Start of Dataset

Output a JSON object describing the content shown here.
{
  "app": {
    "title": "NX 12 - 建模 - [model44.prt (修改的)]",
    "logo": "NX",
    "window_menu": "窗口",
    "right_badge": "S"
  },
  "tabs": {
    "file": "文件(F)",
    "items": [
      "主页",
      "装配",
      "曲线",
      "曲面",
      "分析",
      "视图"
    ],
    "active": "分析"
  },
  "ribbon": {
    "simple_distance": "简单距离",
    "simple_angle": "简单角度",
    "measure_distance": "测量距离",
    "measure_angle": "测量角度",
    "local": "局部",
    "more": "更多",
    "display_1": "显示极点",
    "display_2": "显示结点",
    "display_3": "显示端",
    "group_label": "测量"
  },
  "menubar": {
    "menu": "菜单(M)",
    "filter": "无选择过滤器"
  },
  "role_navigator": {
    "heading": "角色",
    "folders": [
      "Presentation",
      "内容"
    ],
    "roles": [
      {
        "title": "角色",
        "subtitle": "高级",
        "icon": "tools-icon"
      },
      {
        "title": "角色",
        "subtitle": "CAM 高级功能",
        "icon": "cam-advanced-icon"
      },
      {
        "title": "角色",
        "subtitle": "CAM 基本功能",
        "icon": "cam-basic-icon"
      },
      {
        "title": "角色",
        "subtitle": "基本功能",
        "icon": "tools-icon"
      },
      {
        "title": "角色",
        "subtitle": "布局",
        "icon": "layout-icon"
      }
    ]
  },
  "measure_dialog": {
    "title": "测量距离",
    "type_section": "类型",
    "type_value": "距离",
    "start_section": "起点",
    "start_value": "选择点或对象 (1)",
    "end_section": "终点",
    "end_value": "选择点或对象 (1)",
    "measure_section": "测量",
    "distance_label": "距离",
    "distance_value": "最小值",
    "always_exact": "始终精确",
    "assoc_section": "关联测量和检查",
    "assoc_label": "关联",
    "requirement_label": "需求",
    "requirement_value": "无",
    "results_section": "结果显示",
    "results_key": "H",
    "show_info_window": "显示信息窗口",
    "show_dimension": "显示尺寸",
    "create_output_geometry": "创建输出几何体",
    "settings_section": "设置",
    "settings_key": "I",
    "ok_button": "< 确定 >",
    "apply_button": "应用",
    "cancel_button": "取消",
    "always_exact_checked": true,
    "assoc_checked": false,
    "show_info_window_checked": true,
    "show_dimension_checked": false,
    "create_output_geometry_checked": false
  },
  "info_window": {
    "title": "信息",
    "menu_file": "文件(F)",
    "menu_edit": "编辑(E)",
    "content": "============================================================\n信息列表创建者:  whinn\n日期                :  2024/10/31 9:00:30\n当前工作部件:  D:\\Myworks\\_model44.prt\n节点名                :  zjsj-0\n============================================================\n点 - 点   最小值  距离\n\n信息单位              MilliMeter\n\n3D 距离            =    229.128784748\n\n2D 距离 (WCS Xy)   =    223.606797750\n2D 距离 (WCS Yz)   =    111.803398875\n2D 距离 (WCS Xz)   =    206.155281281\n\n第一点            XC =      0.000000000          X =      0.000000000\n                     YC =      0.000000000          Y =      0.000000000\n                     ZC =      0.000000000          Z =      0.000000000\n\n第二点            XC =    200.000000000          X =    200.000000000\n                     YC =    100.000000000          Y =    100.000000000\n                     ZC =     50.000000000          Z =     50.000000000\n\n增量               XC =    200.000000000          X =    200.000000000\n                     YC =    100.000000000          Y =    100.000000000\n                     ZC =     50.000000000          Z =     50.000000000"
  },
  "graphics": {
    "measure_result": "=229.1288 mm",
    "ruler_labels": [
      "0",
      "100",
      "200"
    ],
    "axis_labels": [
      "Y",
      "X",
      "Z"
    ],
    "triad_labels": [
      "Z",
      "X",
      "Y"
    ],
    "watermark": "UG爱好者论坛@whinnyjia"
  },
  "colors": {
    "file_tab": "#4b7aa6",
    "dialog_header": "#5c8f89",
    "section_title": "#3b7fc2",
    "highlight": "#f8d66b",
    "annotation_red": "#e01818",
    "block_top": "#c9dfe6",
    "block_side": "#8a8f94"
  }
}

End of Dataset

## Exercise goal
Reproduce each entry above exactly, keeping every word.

## Solution
Output a JSON object describing the content shown here.
{
  "app": {
    "title": "NX 12 - 建模 - [model44.prt (修改的)]",
    "logo": "NX",
    "window_menu": "窗口",
    "right_badge": "S"
  },
  "tabs": {
    "file": "文件(F)",
    "items": [
      "主页",
      "装配",
      "曲线",
      "曲面",
      "分析",
      "视图"
    ],
    "active": "分析"
  },
  "ribbon": {
    "simple_distance": "简单距离",
    "simple_angle": "简单角度",
    "measure_distance": "测量距离",
    "measure_angle": "测量角度",
    "local": "局部",
    "more": "更多",
    "display_1": "显示极点",
    "display_2": "显示结点",
    "display_3": "显示端",
    "group_label": "测量"
  },
  "menubar": {
    "menu": "菜单(M)",
    "filter": "无选择过滤器"
  },
  "role_navigator": {
    "heading": "角色",
    "folders": [
      "Presentation",
      "内容"
    ],
    "roles": [
      {
        "title": "角色",
        "subtitle": "高级",
        "icon": "tools-icon"
      },
      {
        "title": "角色",
        "subtitle": "CAM 高级功能",
        "icon": "cam-advanced-icon"
      },
      {
        "title": "角色",
        "subtitle": "CAM 基本功能",
        "icon": "cam-basic-icon"
      },
      {
        "title": "角色",
        "subtitle": "基本功能",
        "icon": "tools-icon"
      },
      {
        "title": "角色",
        "subtitle": "布局",
        "icon": "layout-icon"
      }
    ]
  },
  "measure_dialog": {
    "title": "测量距离",
    "type_section": "类型",
    "type_value": "距离",
    "start_section": "起点",
    "start_value": "选择点或对象 (1)",
    "end_section": "终点",
    "end_value": "选择点或对象 (1)",
    "measure_section": "测量",
    "distance_label": "距离",
    "distance_value": "最小值",
    "always_exact": "始终精确",
    "assoc_section": "关联测量和检查",
    "assoc_label": "关联",
    "requirement_label": "需求",
    "requirement_value": "无",
    "results_section": "结果显示",
    "results_key": "H",
    "show_info_window": "显示信息窗口",
    "show_dimension": "显示尺寸",
    "create_output_geometry": "创建输出几何体",
    "settings_section": "设置",
    "settings_key": "I",
    "ok_button": "< 确定 >",
    "apply_button": "应用",
    "cancel_button": "取消",
    "always_exact_checked": true,
    "assoc_checked": false,
    "show_info_window_checked": true,
    "show_dimension_checked": false,
    "create_output_geometry_checked": false
  },
  "info_window": {
    "title": "信息",
    "menu_file": "文件(F)",
    "menu_edit": "编辑(E)",
    "content": "============================================================\n信息列表创建者:  whinn\n日期                :  2024/10/31 9:00:30\n当前工作部件:  D:\\Myworks\\_model44.prt\n节点名                :  zjsj-0\n============================================================\n点 - 点   最小值  距离\n\n信息单位              MilliMeter\n\n3D 距离            =    229.128784748\n\n2D 距离 (WCS Xy)   =    223.606797750\n2D 距离 (WCS Yz)   =    111.803398875\n2D 距离 (WCS Xz)   =    206.155281281\n\n第一点            XC =      0.000000000          X =      0.000000000\n                     YC =      0.000000000          Y =      0.000000000\n                     ZC =      0.000000000          Z =      0.000000000\n\n第二点            XC =    200.000000000          X =    200.000000000\n                     YC =    100.000000000          Y =    100.000000000\n                     ZC =     50.000000000          Z =     50.000000000\n\n增量               XC =    200.000000000          X =    200.000000000\n                     YC =    100.000000000          Y =    100.000000000\n                     ZC =     50.000000000          Z =     50.000000000"
  },
  "graphics": {
    "measure_result": "=229.1288 mm",
    "ruler_labels": [
      "0",
      "100",
      "200"
    ],
    "axis_labels": [
      "Y",
      "X",
      "Z"
    ],
    "triad_labels": [
      "Z",
      "X",
      "Y"
    ],
    "watermark": "UG爱好者论坛@whinnyjia"
  },
  "colors": {
    "file_tab": "#4b7aa6",
    "dialog_header": "#5c8f89",
    "section_title": "#3b7fc2",
    "highlight": "#f8d66b",
    "annotation_red": "#e01818",
    "block_top": "#c9dfe6",
    "block_side": "#8a8f94"
  }
}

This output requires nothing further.